Saturday, July 08, 2017

First Things First?

My second grandson, Nate, turned seven this past spring. Since he was five, he has been intrigued by fabric and fascinated by sewing. The last several times he has visited here, I've worked with him using Bernina to make some simple quilt blocks, of which he is so proud.

I told him at the get-go that when he was eight if he was still interested in sewing, I would buy him a machine. But he had to wait until he was eight.

Awhile back I bought a Hello Kitty machine, thinking it would be a good light-weight travel machine. As it turned out, it IS a good light-weight travel machine, but once you've sewing on a Bernina for twenty years . . . .  I bought a new lighter-weight Bernina for travel and set Miss Kitty aside for when Nate turned eight.

Just around the time that school let out, Nate's mom told me excitedly that the LQS was having a week-long sewing camp for kids nine and older. Nate has a friend who also wanted to sew and when my DIL contacted the shop they told her that the class wasn't full yet, and they would take the two seven-year-olds if they could find an assistant teacher. They did, and the report I received is that Nate produced and brought home a new project every day!

My daughter was going down South to visit her brother, so I sent Miss Kitty along with her. I included about 20 FQs that I had won in a game and a treasure I'd found on Amazon. It was a small wooden box containing sewing essentials, just the kind of thing a kid would adore. Under the lift-out tray I included extra bobbins for Miss Kitty, a package of blue-head pins, and a 1/4" foot.

My daughter reported that Nate was, of course, delighted at the gift. He turned first to the little box of goodies, rummaged around, and then cried out, "Where's the seam ripper? You GOTTA have a seam ripper!"

Sherry assured him that certainly Grandmom would have included one and there it was. THEN he was able to turn to examine the machine!

Sunday, July 02, 2017

Black and White

A week or so after we returned from the West, a group of us had an impromptu sewing day down in the church's Fellowship Hall.

I didn't take my machine. Instead, I took a rotary cutter with a new blade and a whole Rubbermaid tub of black, white, and gray fabrics.

I'd seen a picture of a quilt that I wanted to try to make. The picture was all bright Kaffe fabrics, but I knew I had that tub of neutrals . . . .

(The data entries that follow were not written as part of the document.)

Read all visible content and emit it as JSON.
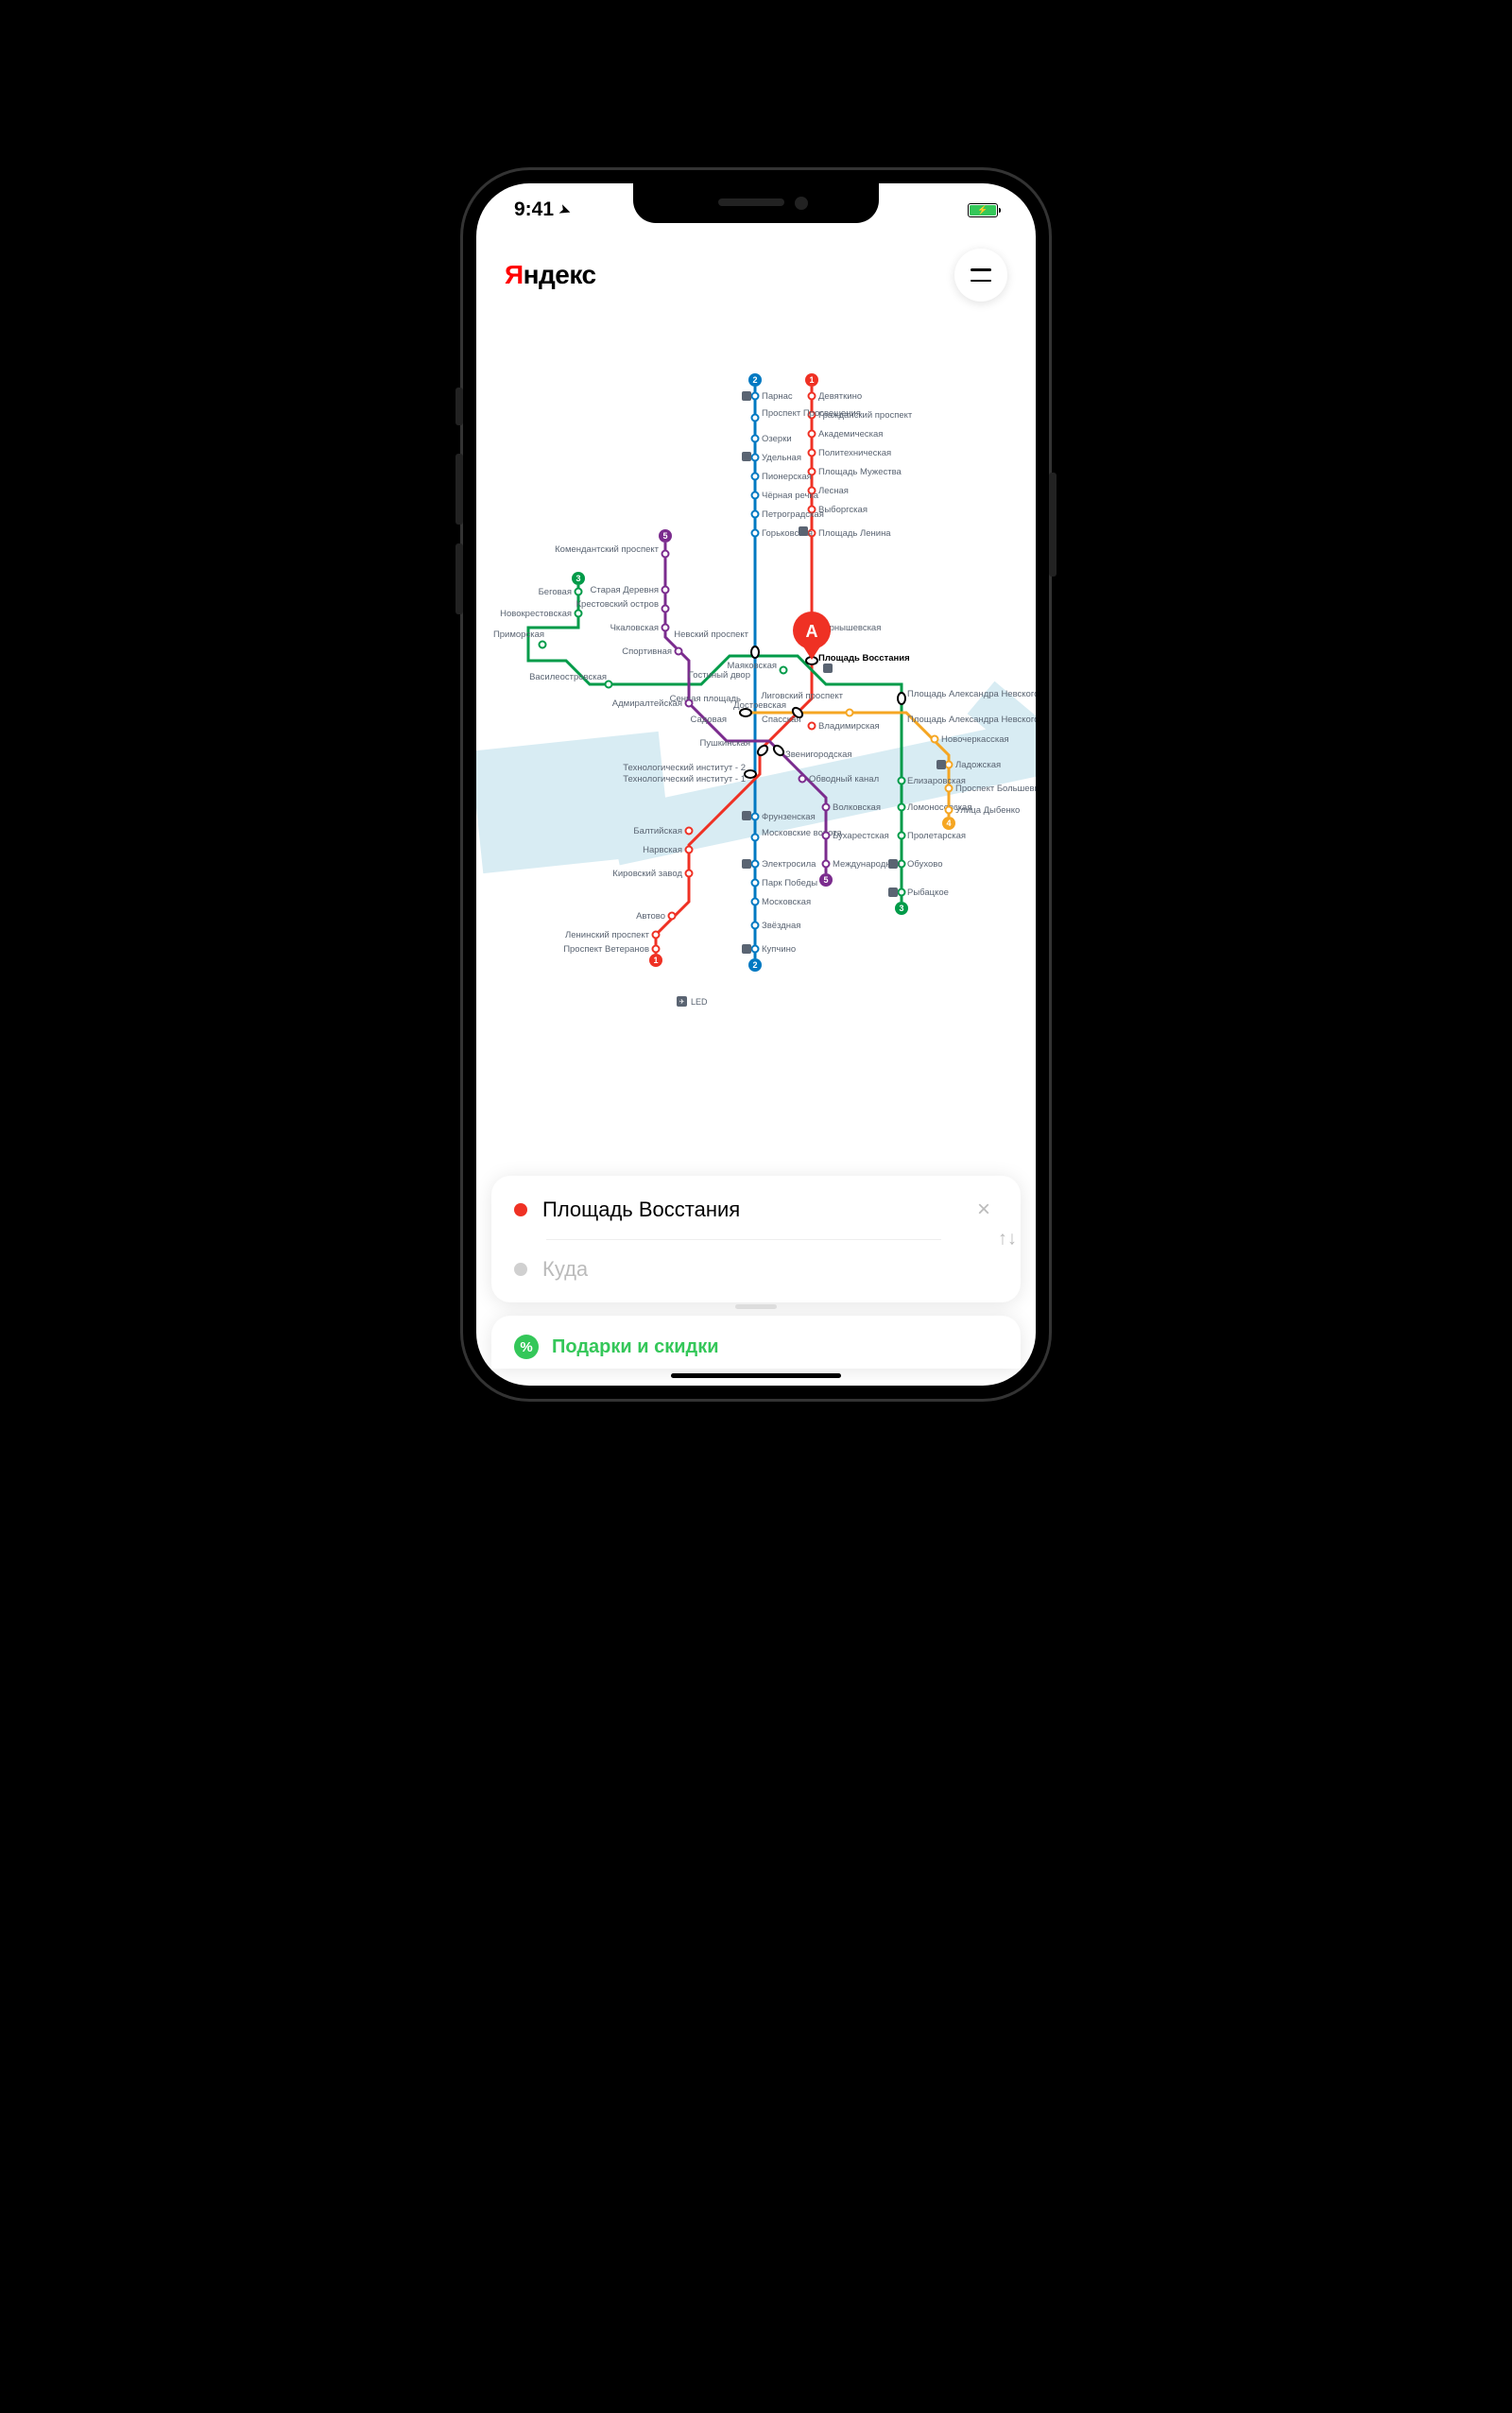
{
  "status": {
    "time": "9:41",
    "gps_icon": "➤"
  },
  "header": {
    "logo_y": "Я",
    "logo_rest": "ндекс"
  },
  "selected_pin": {
    "label": "А",
    "station": "Площадь Восстания"
  },
  "route": {
    "from": "Площадь Восстания",
    "to_placeholder": "Куда"
  },
  "promo": {
    "label": "Подарки и скидки"
  },
  "airport": {
    "code": "LED"
  },
  "line_colors": {
    "l1": "#ef3124",
    "l2": "#0079c2",
    "l3": "#009b49",
    "l4": "#f5a623",
    "l5": "#7b2c8e"
  },
  "lines": {
    "l1": [
      "Девяткино",
      "Гражданский проспект",
      "Академическая",
      "Политехническая",
      "Площадь Мужества",
      "Лесная",
      "Выборгская",
      "Площадь Ленина",
      "Чернышевская",
      "Площадь Восстания",
      "Владимирская",
      "Пушкинская",
      "Технологический институт - 1",
      "Балтийская",
      "Нарвская",
      "Кировский завод",
      "Автово",
      "Ленинский проспект",
      "Проспект Ветеранов"
    ],
    "l2": [
      "Парнас",
      "Проспект Просвещения",
      "Озерки",
      "Удельная",
      "Пионерская",
      "Чёрная речка",
      "Петроградская",
      "Горьковская",
      "Невский проспект",
      "Сенная площадь",
      "Технологический институт - 2",
      "Фрунзенская",
      "Московские ворота",
      "Электросила",
      "Парк Победы",
      "Московская",
      "Звёздная",
      "Купчино"
    ],
    "l3": [
      "Беговая",
      "Новокрестовская",
      "Приморская",
      "Василеостровская",
      "Гостиный двор",
      "Маяковская",
      "Площадь Александра Невского",
      "Елизаровская",
      "Ломоносовская",
      "Пролетарская",
      "Обухово",
      "Рыбацкое"
    ],
    "l4": [
      "Спасская",
      "Достоевская",
      "Лиговский проспект",
      "Площадь Александра Невского",
      "Новочеркасская",
      "Ладожская",
      "Проспект Большевиков",
      "Улица Дыбенко"
    ],
    "l5": [
      "Комендантский проспект",
      "Старая Деревня",
      "Крестовский остров",
      "Чкаловская",
      "Спортивная",
      "Адмиралтейская",
      "Садовая",
      "Звенигородская",
      "Обводный канал",
      "Волковская",
      "Бухарестская",
      "Международная"
    ]
  }
}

Here are all of the units up on the wall. They've since been sewn together and the flimsy is complete.

It looks pretty much like this.


Saturday, July 01, 2017

On The Road: Part Six




 The last park we visited was Grand Tetons National Park in Jackson, Wyoming. We were told this was the home of Dick Cheney. He had the good sense to leave us alone if, in fact, he was even in town. We stayed at the [not so] Rustic Inn (internet photo) and found it to be ideal.


The room was quite large with a separate sitting area. Like all of the other places we stayed, there were refrigerator, microwave, and coffee maker for our use.

The front porch became a favorite place; we were located beside the creek and we enjoyed getting to know a nesting Canada goose, though I do not believe that the pleasure was mutual.



The Tetons were absolutely gorgeous. We didn't find the animals to be as up close and personal as they had been at Custer and Yellowstone, but it didn't matter because everywhere were the mountains, totally different from anywhere else we'd been.








 One evening we went on another open-jeep wildlife safari expeditions. We didn't see any marmots, but I really liked the sign.




 Another interesting experience at Teton was a river safari. It wasn't one of those "ride the rapids" types, but a calmer expedition, designed for viewing wildlife. We saw beavers, eagles, etc., and again the terrific scenery. 

Once again, the guide was knowledgable, friendly, and interesting. We shared the boat with a family of four from Texas.


As we drove back and forth from [not so] Rustic Inn and the park, we passed a huge area that was a preserve where elk could winter over. Obviously, there were no elk in June.

We also would drive past the National Wildlife Art Museum, something we had never heard of before. I am so glad we decided to stop there! The sculptures were wonderful. This moose is the only one I saw, though Joe did photograph a live one using his telescopic camera lens. The museum had paintings as well as the sculptures, and a little cafe that we found inviting. We had our lunch outside on the patio, looking out over the mountains.


Such a wonderful two weeks, and how fortunate am I to have been able to just go along as a guest -- Joe planned and arranged everything!